• **What you should do**
Find the string "Saved" in the records and copy each line where it occurs.

• **Data to examine**
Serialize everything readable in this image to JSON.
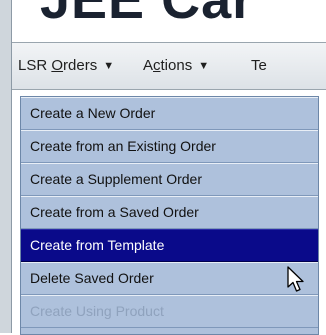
{
  "header": {
    "logo_text": "JEE Car"
  },
  "menubar": {
    "items": [
      {
        "label_prefix": "LSR ",
        "label_underlined": "O",
        "label_suffix": "rders"
      },
      {
        "label_prefix": "A",
        "label_underlined": "c",
        "label_suffix": "tions"
      },
      {
        "label": "Te"
      }
    ]
  },
  "dropdown": {
    "items": [
      {
        "label": "Create a New Order",
        "state": "normal"
      },
      {
        "label": "Create from an Existing Order",
        "state": "normal"
      },
      {
        "label": "Create a Supplement Order",
        "state": "normal"
      },
      {
        "label": "Create from a Saved Order",
        "state": "normal"
      },
      {
        "label": "Create from Template",
        "state": "selected"
      },
      {
        "label": "Delete Saved Order",
        "state": "normal"
      },
      {
        "label": "Create Using Product",
        "state": "disabled"
      }
    ]
  },
  "colors": {
    "menu_background": "#aec1dc",
    "selected_background": "#0a0a8a",
    "selected_text": "#ffffff"
  },
  "icons": {
    "dropdown_arrow": "triangle-down-icon",
    "cursor": "mouse-pointer-icon"
  }
}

• **Response box**
        "label": "Create from a Saved Order",
        "label": "Delete Saved Order",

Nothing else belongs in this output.